"Myster James" was Thomas James, the minister of Easthampton, who had a whaling company of his own, and who on 9 April 1678 issued, on its behalf, "a Solemne Protest against any person or p[er]sons who have or shall Contrary to all Law of god or man Justice or equity goe about to violate or infringe ye above mentioned Contracts or agremts without our Consent." B Rev. James's complaint does not seem to have slowed down the competitors.
There are very few records of indentures with Indians, but there are some, and it's possible that Samuel had one, although perhaps he had a less formal arrangement. His Indian's name must be one of those on the list in the 1678 contract—perhaps "plato," "livewell," or "Scanderbag." These are names given to the Indians by the whites, of course—names which may or may not have sounded similar to their actual Indian names. One of the few recorded deeds is that of Richard Stretton, who in 1683 contracted with John Indian, son of Wobbeton, who bound himself to Stretton for two years. John was to receive 12 pounds at the end of his term of service, and to pay 20 pounds if he went to sea without Richard Stretton's consent. For those two years he lived with Stretton and served him, except when he was at sea. C

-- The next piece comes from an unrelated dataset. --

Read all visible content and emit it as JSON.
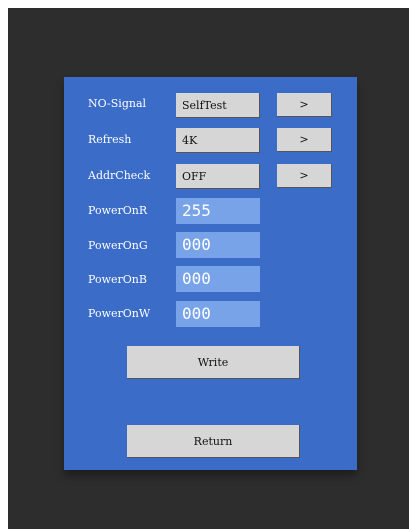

There are also very few records of apprenticeships. It seems rather likely, though, that Samuel brought his brother Thomas, who was twenty years old in 1676, to Easthampton to be his assistant, perhaps without a legal contract. It's not a certainty, though, since Thomas's name does not appear in Easthampton records before 1685. D And by then Samuel had moved to Brookhaven. On 6 May 1681 Samuel sold the eight acres which had been deeded to him in 1678, to Capt. Josiah Hobart, for nine pounds. The deed mentions that Samuel was "Moveing," but names him "Samuel Terrell of Easthampton," still. Since Samuel did not acknowledge the deed until 26 Jan. 1682, it seems clear that he was gone from Easthampton during most of 1681. There is no deed for the additional 1/8 acre in town, so it's possible that Thomas remained there and took over the house and blacksmith shop, possibly without an official transfer of ownership for some time.
A. Records of the Town of East-Hampton ..., Vol. I (1639 to 1679-80) and Vol. II (1679-80 to 1701-2), transcribed by town committee (Sag Harbor: John F. Hunt, Printer, 1887). (Availability) The references to the five Samuel2 records can be found in the transcriptions.
B. Ibid., I:416.
C. Ibid., II:132.
D. See the companion story for Thomas2 Terrill.